Chapter 16: Atheism, Theism and Reality
Witnessing is the beginning of meditation; attainment of unity with the non-dual, with the supreme intelligence is its culmination. Witnessing is a means to the ultimate unity. One has to go beyond witnessing; even the witness should cease to be. Be cause as long as someone is a witness and there is something to be witnessed, as long as the observer and the observed are separate, duality will remain. A moment of meditation comes when both the observer and the observed disappear, and only pure consciousness remains. It is difficult to say who is the subject and who is the object, where the knower and the known melt and disappear into each other. As long as there is the slightest separation between the witness and the witnessed, know well that you have yet to transcend the mind.
That is why I say Arvind’s experience is not real. That which comes and goes can never be real; it is sheer imagination, a dream, a projection.
Then what is a true experience of reality? One that is everlasting and indestructible is a real experience; all else is a mind game. Arvind did not go beyond witnessing, he just stopped at that. And then he severed his relationship with Lele who had so fat taught only the rudiments of meditation. And this man had something of meditation in him; he was capable of leading Arvind further.
Arvind’s second meeting with Lele happened at a time when he himself had become a master.
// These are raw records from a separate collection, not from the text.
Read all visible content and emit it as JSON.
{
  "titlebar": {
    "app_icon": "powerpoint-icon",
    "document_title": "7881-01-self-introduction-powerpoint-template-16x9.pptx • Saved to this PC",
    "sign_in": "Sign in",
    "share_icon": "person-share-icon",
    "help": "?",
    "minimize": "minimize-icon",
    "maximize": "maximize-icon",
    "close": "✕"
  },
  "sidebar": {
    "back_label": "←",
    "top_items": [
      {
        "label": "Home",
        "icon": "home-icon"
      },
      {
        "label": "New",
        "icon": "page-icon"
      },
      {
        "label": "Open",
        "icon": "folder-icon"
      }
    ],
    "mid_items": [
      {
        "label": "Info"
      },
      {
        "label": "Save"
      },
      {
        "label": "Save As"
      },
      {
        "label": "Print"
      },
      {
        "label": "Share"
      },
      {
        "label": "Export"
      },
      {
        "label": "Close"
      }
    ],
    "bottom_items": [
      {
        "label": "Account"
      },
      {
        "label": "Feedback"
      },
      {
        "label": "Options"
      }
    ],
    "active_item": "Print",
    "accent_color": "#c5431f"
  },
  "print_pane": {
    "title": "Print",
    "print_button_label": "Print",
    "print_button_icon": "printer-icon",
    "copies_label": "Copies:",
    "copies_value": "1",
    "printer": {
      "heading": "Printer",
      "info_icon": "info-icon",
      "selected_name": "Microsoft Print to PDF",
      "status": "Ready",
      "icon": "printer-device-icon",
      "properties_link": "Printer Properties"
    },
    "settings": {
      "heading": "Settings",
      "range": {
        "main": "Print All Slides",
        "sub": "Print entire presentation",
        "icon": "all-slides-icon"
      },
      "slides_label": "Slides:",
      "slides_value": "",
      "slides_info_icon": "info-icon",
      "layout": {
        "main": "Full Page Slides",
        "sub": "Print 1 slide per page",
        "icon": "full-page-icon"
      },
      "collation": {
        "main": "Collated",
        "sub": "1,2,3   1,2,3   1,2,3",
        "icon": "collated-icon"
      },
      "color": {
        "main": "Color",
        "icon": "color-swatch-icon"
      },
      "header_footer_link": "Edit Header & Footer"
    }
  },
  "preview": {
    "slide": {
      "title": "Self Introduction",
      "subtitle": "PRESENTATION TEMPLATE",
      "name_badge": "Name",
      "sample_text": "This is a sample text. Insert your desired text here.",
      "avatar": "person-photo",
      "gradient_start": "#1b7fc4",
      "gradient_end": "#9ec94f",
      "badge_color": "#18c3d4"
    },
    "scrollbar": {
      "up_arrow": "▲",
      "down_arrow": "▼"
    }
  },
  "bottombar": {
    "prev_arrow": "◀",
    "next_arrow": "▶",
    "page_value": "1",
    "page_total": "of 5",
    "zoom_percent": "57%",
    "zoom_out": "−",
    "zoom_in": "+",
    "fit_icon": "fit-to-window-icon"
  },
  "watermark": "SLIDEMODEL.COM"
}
And his behavior during their second meeting was marked by a lack of respect and gratefulness towards Lele. Arvind tried to show that what Lele had taught him was of no consequence and might as well be forgotten.
Arvind is not alone. This situation has happened many times when seekers have stopped with their very first experience of meditation. The very early experiences of meditation are so blissful, so exhilarating and exciting, that a seeker comes to believe he has achieved all there is to be achieved. The most formidable obstacles in the spiritual path do not come in the form of the seeker’s attachments to his family and possessions, they invariably come in the form of his first experiences of meditation itself. The dangers that a seeker faces are more internal than external. These experiences are so delightful, so blissful that one wants to cling to them forever. Not only Arvind, but thousands of people have mistaken the stopover for the destination. If a caravanserai gives a traveler such comforts and happiness that he has never known before, it is not surprising if he quits his journey and makes a home of the caravanserai.
There is plenty of evidence that Arvind’s meditation never went an inch beyond what he had learned from Lele. For the rest of his life he taught his disciples and others the same rudiments of meditation that Lele had taught him in those first three days. Whoever went to him for guidance in meditation received Lele’s wine in Arvind’s bottle. There was nothing of his own, except that he, being an accomplished intellectual and a master of words, explained them in a sophisticated way and elaborated them into thousands of pages. I have scanned all his writings to see if he has said anything more than what he had borrowed from Lele, and I say he does not add anything worthwhile to Lele’s teachings. Lele was a simple man and said what he had to say simply. Arvind, on the other hand, is a complex man who can turn even a simple idea into a complicated treatise. But all he taught was simple witnessing.